The establishment of a number of water companies across the country has contributed immensely to easing the provision of water to the people.
Almost every county has its own company, and its operation as a separate entity enables the resources meant for and generated from water services to be used solely to expand and improve this.
In the past, under the county councils, revenue from water ended up being used to even pay salaries, at the expense of the vital duty of the then water departments.
The arrival of these companies is a model that has shown great potential. However, not all the water firms that dot the country today have performed to expectations.

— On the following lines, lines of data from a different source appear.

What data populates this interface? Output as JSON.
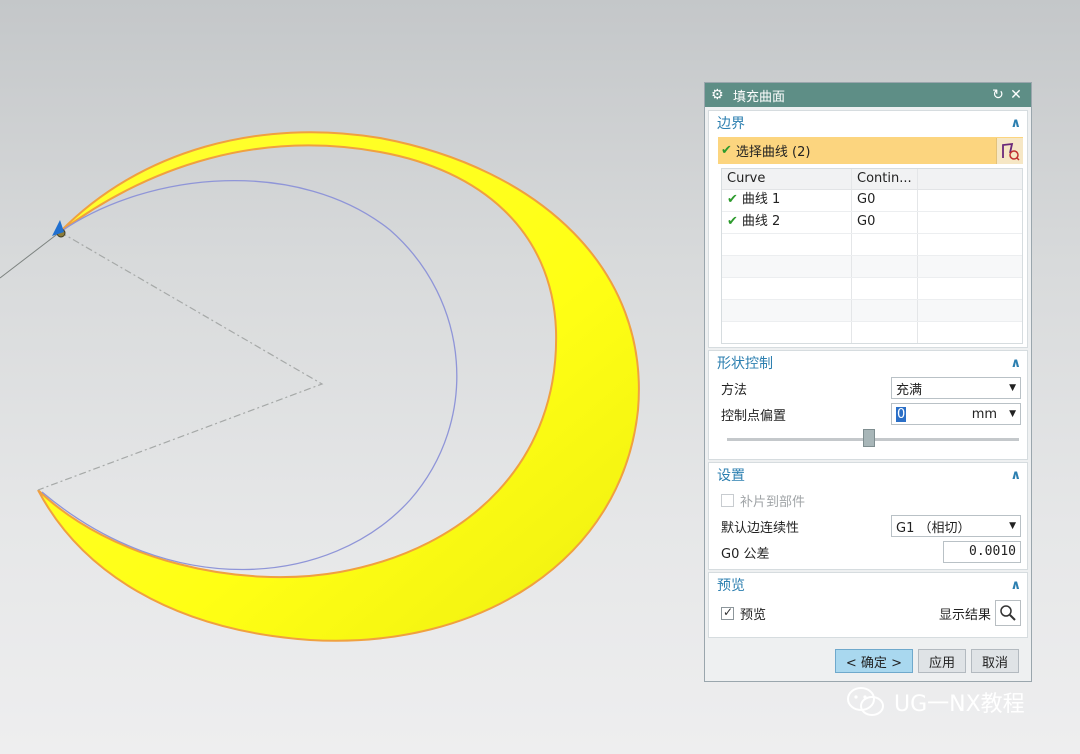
{
  "dialog": {
    "title": "填充曲面",
    "reset_icon": "reset-icon",
    "close_icon": "close-icon",
    "boundary": {
      "header": "边界",
      "select_label": "选择曲线 (2)",
      "columns": [
        "Curve",
        "Contin..."
      ],
      "rows": [
        {
          "curve": "曲线 1",
          "continuity": "G0"
        },
        {
          "curve": "曲线 2",
          "continuity": "G0"
        }
      ]
    },
    "shape_control": {
      "header": "形状控制",
      "method_label": "方法",
      "method_value": "充满",
      "offset_label": "控制点偏置",
      "offset_value": "0",
      "offset_unit": "mm",
      "slider_value": 0.5
    },
    "settings": {
      "header": "设置",
      "patch_label": "补片到部件",
      "continuity_label": "默认边连续性",
      "continuity_value": "G1 （相切）",
      "tolerance_label": "G0 公差",
      "tolerance_value": "0.0010"
    },
    "preview": {
      "header": "预览",
      "preview_label": "预览",
      "show_result_label": "显示结果"
    },
    "buttons": {
      "ok": "< 确定 >",
      "apply": "应用",
      "cancel": "取消"
    }
  },
  "watermark": {
    "text": "UG一NX教程"
  },
  "colors": {
    "surface_fill": "#ffff1a",
    "surface_edge": "#f0a040",
    "curve": "#8f95d8",
    "title_bar": "#5e8e86",
    "section_header": "#2c7fb0",
    "selection_row": "#fcd57f"
  }
}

This is what has led to the increasing clamour for the government to take back water services.
It’s not entirely necessary as the water firms that have been efficiently managed have improved services to customers and can only get better if any shortcomings are fixed.
But as has become evident even in the health sector, perhaps the devolution of these vital services should not have been rushed before the counties built adequate capacity.
It is also crucial for the national government, which has much more resources at its disposal, to take charge of the huge projects in the water sector.
The national government has just taken over the management of bulk water systems and wastewater treatment plants in Nairobi.
This, of course, is a setback to Nairobi City Water and Sewerage Company — the biggest of the water firms — but the decision was not meant to spite it.
The national government is convinced that these facilities will be better managed by the Athi Water Works Development Agency.
If the aim is to have the government develop and maintain the bulky infrastructure to ease the operations of the various firms, then it makes sense.